The suffering of the earth – the climate, the loss of species, the oceans choking on plastic and carbon, and other issues – is a moral challenge to us and ultimately it threatens human survival. The only answer to it is for us to live in a healthy relationship with all the lives around us. What would such a relationship look like? It would not require us to return to a primitive existence, but it would ask us to weigh our priorities differently. Taking less and giving back are things we do only when we truly care about someone or something.

Meeting people somewhere in nature, introducing them to the community of animals and plants, and finding ways to make the visit playful, memorable, inspiring – that might be a gift to you, but it is surely a gift to ourselves. Sharing places like the LBJ National Grasslands brings considerable joy. It was especially fulfilling to read what Jessica wrote in a letter to the grasslands: “I don’t think any of us play outside enough, and your beauty and diversity inspired such curiosity and creativity in my kids yesterday. I’m grateful.” 

Leopard frog

Let me spell out a little more about what we are doing. The two of us are naturalists, and that means we know something about living things and places like grasslands and woodlands. We are also really interested in how people benefit from nature and how they can spend time “soaking in” all the details of a wild place, paying attention to sights, sounds, smells, even the touch of the land and water. Some folks get outside because it is a pleasant setting for a picnic or outdoor sports, but when we walk in these places we are focused on any or all of the thousands of things we find – trees, birds, mosses and ferns growing on a shady embankment, clouds, a spider tucked away in tree branches, and so on.

Kayla and I have specialized interests in some species, and you’ll find us documenting some of what we see on the iNaturalist app.

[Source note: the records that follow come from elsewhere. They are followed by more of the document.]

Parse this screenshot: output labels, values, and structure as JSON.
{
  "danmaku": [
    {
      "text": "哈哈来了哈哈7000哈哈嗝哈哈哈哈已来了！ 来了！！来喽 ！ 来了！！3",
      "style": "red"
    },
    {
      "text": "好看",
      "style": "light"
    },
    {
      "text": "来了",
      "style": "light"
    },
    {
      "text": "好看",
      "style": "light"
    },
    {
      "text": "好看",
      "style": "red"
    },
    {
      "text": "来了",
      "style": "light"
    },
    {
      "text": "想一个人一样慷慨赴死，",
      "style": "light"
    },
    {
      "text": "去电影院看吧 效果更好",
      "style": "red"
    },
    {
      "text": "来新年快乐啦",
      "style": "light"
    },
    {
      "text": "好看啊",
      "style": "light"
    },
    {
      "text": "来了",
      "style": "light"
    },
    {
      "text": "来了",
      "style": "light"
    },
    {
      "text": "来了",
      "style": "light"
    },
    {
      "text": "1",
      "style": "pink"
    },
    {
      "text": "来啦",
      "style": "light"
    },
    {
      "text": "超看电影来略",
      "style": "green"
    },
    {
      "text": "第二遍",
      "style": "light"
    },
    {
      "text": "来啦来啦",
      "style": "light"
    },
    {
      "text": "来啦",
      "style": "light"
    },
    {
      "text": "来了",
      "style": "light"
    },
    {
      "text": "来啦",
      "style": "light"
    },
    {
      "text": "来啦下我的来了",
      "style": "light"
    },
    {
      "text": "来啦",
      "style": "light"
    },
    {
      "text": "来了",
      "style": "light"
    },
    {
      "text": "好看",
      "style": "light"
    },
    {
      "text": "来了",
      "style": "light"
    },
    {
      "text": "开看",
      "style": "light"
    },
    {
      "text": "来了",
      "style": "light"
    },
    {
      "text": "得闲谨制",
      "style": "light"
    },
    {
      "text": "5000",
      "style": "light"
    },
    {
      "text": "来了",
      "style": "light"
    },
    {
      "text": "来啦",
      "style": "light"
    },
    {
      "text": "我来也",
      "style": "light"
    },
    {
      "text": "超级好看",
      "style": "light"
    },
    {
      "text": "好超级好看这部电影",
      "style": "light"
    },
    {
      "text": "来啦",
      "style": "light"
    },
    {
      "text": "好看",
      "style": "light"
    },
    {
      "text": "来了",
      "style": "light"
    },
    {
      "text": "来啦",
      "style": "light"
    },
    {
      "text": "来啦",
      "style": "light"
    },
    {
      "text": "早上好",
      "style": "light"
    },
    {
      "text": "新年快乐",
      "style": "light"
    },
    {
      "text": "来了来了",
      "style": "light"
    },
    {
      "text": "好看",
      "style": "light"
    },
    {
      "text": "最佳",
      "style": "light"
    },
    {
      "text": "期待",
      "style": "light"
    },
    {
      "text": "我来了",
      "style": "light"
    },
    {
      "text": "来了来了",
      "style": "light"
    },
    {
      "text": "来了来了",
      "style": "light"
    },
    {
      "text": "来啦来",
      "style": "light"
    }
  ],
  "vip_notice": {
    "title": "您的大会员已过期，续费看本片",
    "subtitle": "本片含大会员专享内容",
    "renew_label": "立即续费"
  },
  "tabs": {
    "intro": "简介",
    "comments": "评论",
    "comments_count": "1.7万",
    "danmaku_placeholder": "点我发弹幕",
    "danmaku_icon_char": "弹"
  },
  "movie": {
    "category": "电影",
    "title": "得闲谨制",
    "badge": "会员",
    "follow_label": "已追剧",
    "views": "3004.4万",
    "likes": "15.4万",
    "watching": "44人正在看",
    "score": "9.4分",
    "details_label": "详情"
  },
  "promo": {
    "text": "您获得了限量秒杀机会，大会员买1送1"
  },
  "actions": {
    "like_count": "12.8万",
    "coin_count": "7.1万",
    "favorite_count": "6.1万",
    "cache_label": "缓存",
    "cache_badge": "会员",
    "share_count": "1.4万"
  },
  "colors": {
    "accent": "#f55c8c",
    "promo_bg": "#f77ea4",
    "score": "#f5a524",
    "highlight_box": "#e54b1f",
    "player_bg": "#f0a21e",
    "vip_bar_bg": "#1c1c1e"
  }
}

However, adding to a big list of species that we have seen is not the main point. You don’t have to have any special knowledge of things like geology or botany to walk with us. The walks we want to lead in the LBJ Grasslands Project are for spending time in the prairies and woodlands and following our curiosity wherever it leads us. Sometimes the emphasis might be on understanding the plants and animals and how they live. At other times we might be interested in practicing mindfulness, with little talking and an emphasis on the direct experience of being present.

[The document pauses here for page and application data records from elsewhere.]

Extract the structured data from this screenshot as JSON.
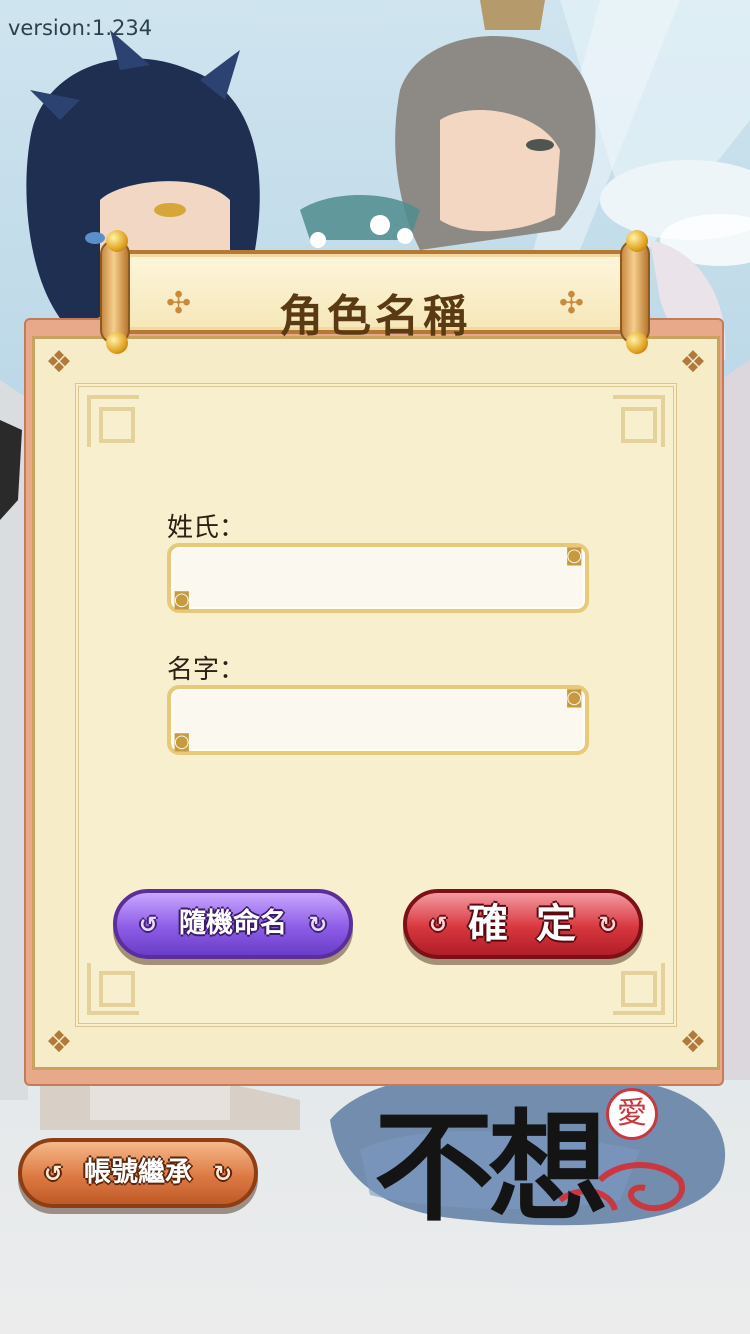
{
  "app": {
    "version": "version:1.234"
  },
  "dialog": {
    "title": "角色名稱",
    "surname_label": "姓氏：",
    "surname_value": "",
    "given_name_label": "名字：",
    "given_name_value": "",
    "random_button": "隨機命名",
    "confirm_button": "確定"
  },
  "footer": {
    "account_inherit_button": "帳號繼承",
    "logo_text": "不想",
    "logo_seal": "愛"
  },
  "icons": {
    "scroll_ornament": "lattice-ornament-icon",
    "button_swirl": "cloud-swirl-icon"
  },
  "colors": {
    "panel": "#f6ecc8",
    "random_button": "#8d5de6",
    "confirm_button": "#d8373f",
    "inherit_button": "#dd7a44"
  }
}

Our walks are fairly slow and pretty quiet, with the goal of taking time to really see and hear the place, think about what is going on around us, and cause as little disturbance as possible. A big group would scare the birds, frogs, and other wildlife off, and we might not get much individual interaction with you. Instead of bringing a class with a bunch of people, we go in very small groups, maybe just two to five people. (In the pandemic that we are still struggling with, small groups allow for more distance between participants, too.)

Leavenworth’s eryngo

Kids are welcome, as long as they are a pretty good match for the kind of walks I just described. That means that children nine or ten and older are the best fit. Fourteen-year-old Abbey wrote, “I loved the hike, I learned so many things that I wouldn’t learn in school.” If you are interested in bringing younger children, please talk with us and perhaps we can arrange something that will engage them and be meaningful for everyone. 

I should also mention that we do not charge for these walks, which we do just because they needed doing and because we get intangible rewards for doing them. If this interests you, please join the Facebook group for the LBJ Grasslands Project,, where we talk about these things and plan future outings. If you don’t do Facebook, I would be happy to hear from you if you email